- Lesson FS1: Introduction to Food Security - Food security is a foreign concept to many Americans. Most believe that chronic hunger and malnutrition happens only to people in developing nations or to the homeless. In reality, 1 in 6 people in America go hungry every day and are not food secure. Throughout the lesson, students will develop and refine their understanding of food security and they are able to compare different countries and analyze what food security issues they have based on the three pillars using global statistics.
- Lesson FS2: Critically Evaluating Food Production Techniques - A variety of agricultural production systems are used to produce food around the world. Some systems rely on the continuous addition of resources, while others use resources more efficiently. In this lesson, students evaluate various food production techniques in terms of their environmental sustainability and potential for producing enough food to feed a growing world population.
- Application 1: Designing, Constructing and Re-engineering a System - Using mathematics and computational analysis, students design aquaponic systems to be part of the solution to food insecurity in a developing country. In this NGSS STEM activity and optional lab, students can either use real data collected from an aquaponic system at Institute for Systems Biology (ISB) or data from their own aquaponic system to calculate water efficiency and the effects of scaling up a system.
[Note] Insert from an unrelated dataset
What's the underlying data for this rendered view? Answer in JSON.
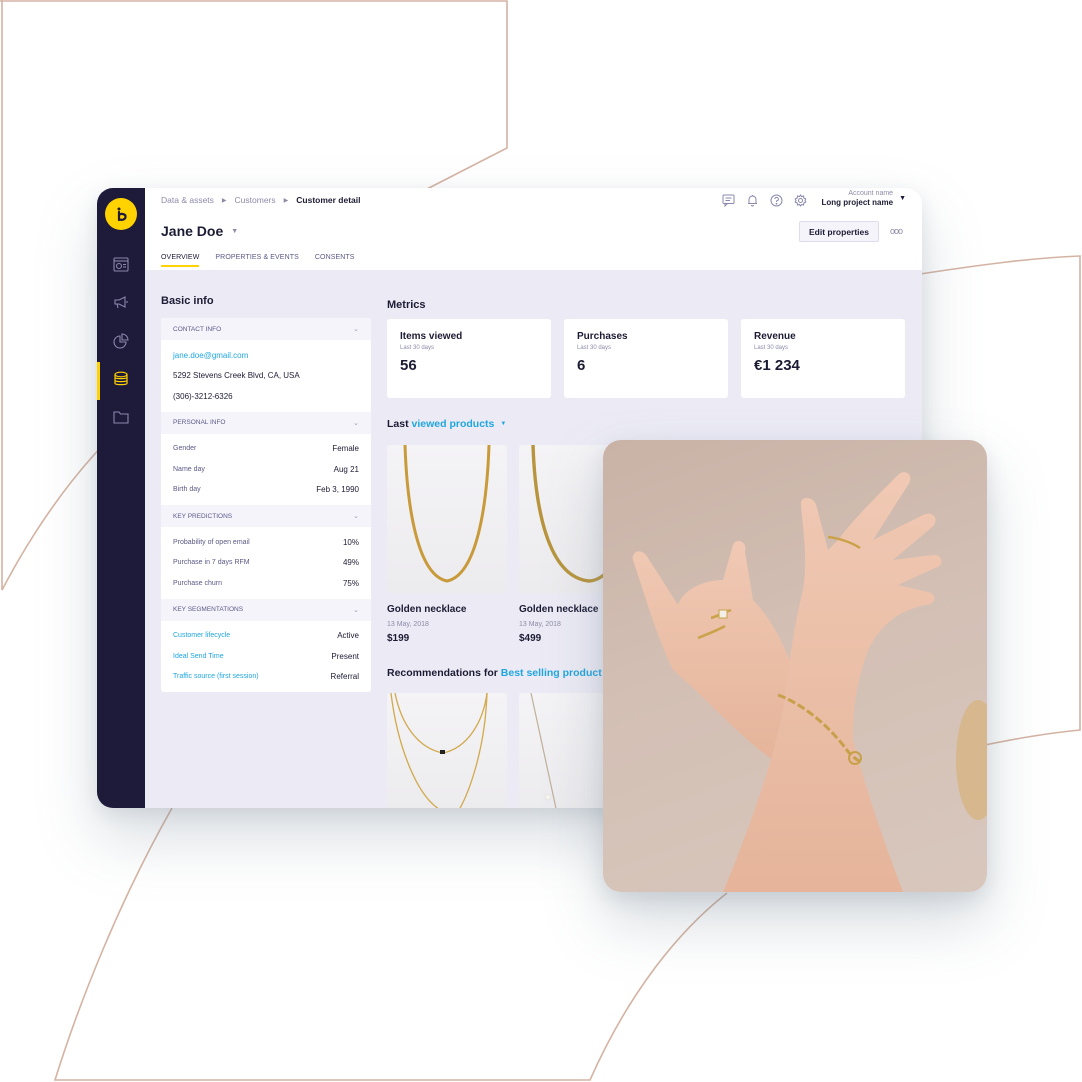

- Lesson FS3: Who Cares? Stakeholders! - Stakeholders are a vital part of the food security system. It is important for students to realize that to solve the global issue of food insecurity, all of the stakeholders’ voices must be represented. In a system, there are often trade-offs to being able to make something work. They will have an impact on the system and other stakeholders, based on the choices they make and the resources they use.
- Lesson FS4: Food Security as a System - The goal of this lesson is to encourage students to look at the topic of food security using a systems approach, and to evaluate the stability of our global food production by assessing the interactions within the system. Students will review the definition of a system and discuss how approaching a problem or issue by modeling it as a system can lead to both improved understanding and more effective problem-solving.
- Lesson FS5 - Why Don't We Just Grow More? - Students will continue to explore the idea that when nodes are interacting in a system, modifying one node can have far reaching consequences for the entire system. In this lesson, students will focus on the stakeholders introduced in Lesson FS3, by analyzing an article and evaluating the impact that possible solutions to global food insecurity will have on stakeholders.
- Lesson FS6 - Where Does Our Food Come From? - How does our food get from farm to table and what resources are required to get it there? In this activity, students will play a game to produce pizza. While the game uses economics as a driving force to model food production, students must use a systems thinking approach to strategize and make decisions.
- Lesson FS7: United Nations Food and Agriculture Organization Summit - Students conduct a United Nations Food and Agriculture Organization Summit (UN Summit) in order to address the food security challenges of the countries they’ve researched throughout the Food Security module. Through the UN Summit, students recommend actions to improve the food production system as a representative of their country and follow-up with an individual critical evaluation of the proposed actions.
Many people helped during the development and dissemination of this curriculum module. Please see this credit sheet for a list of people who have contributed to this work.
FUNDING: This module has been possible through the National Science Foundation (DBI-1262637, MCB-1330912, MCB-1518261, DBI-1565166, MCB-1616955) and through crowdsourced funding via CrowdRise.